If you value community or philanthropy, you could use funds for charitable giving. The options are endless!

Practice Intentional Spending

Intentional spending, utilizing your money to benefit your short and long-term financial goals, is a great way to balance “needs” and “wants.” If you find the balance, you can not only save for retirement and your children’s college education but also save for a family vacation, too.

“Status-spending” (keeping up with the Joneses) likely isn’t aligned with your values. Just because you think an upper-level manager should dress a certain way or drive a particular vehicle doesn’t mean you must follow suit. 

Other Considerations With Newfound Funds

There are other things you need to be aware of if you have an influx of income. First, know that you may not see the entirety of your raise, stock gains, etc., so don’t make income plans that you might not end up with. 

Before you plan for your new funds, look at your pay stub. It’ll help you see how much income you’re getting vs. what’s automatically going to your retirement savings, healthcare premiums, state and local taxes, etc. 

Speaking of taxes, check to see if your professional growth has bumped you into a higher tax bracket. If this is the case, ensure you account for a higher tax bill or work with your advisor to consider other solutions like tax-loss harvesting, income deferral, etc. 

Your values and financial goals should ultimately guide your use of your wealth. If you’re unsure of where to start, we can help! Our Purpose-Driven Money System can help you identify your values and financial priorities, giving you a roadmap for how to make your money work for you. 

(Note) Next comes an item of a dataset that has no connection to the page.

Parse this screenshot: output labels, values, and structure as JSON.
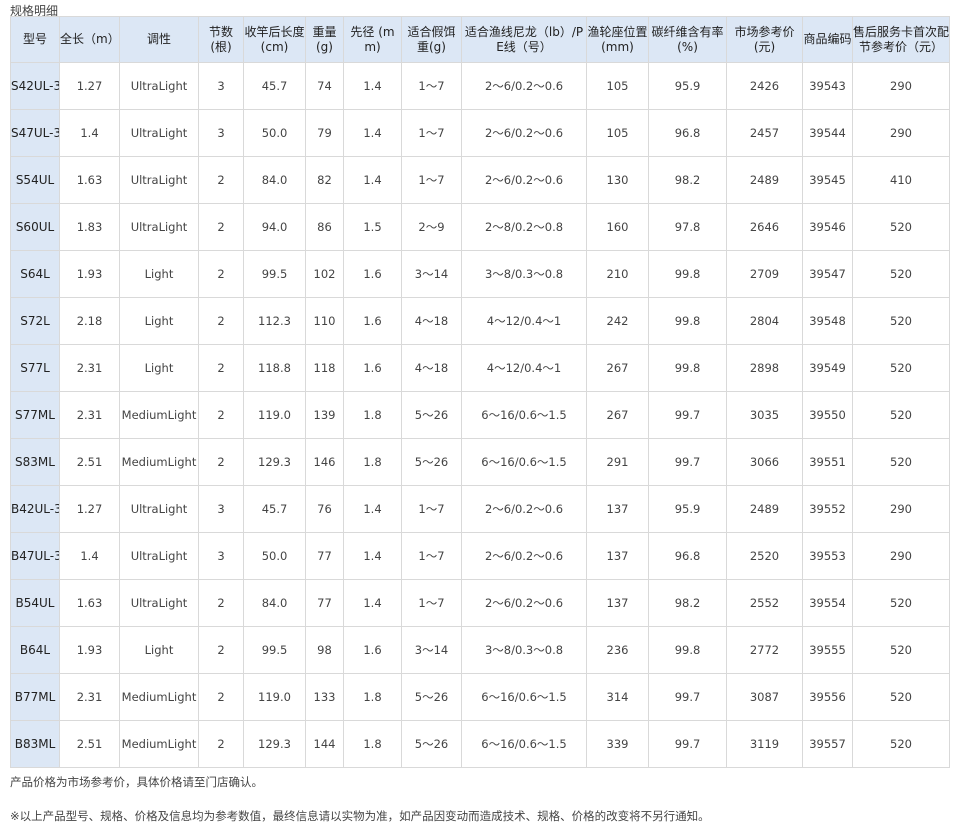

Please set up a call, or stop by our office in St. Petersburg, FL, today if you’re ready to get started.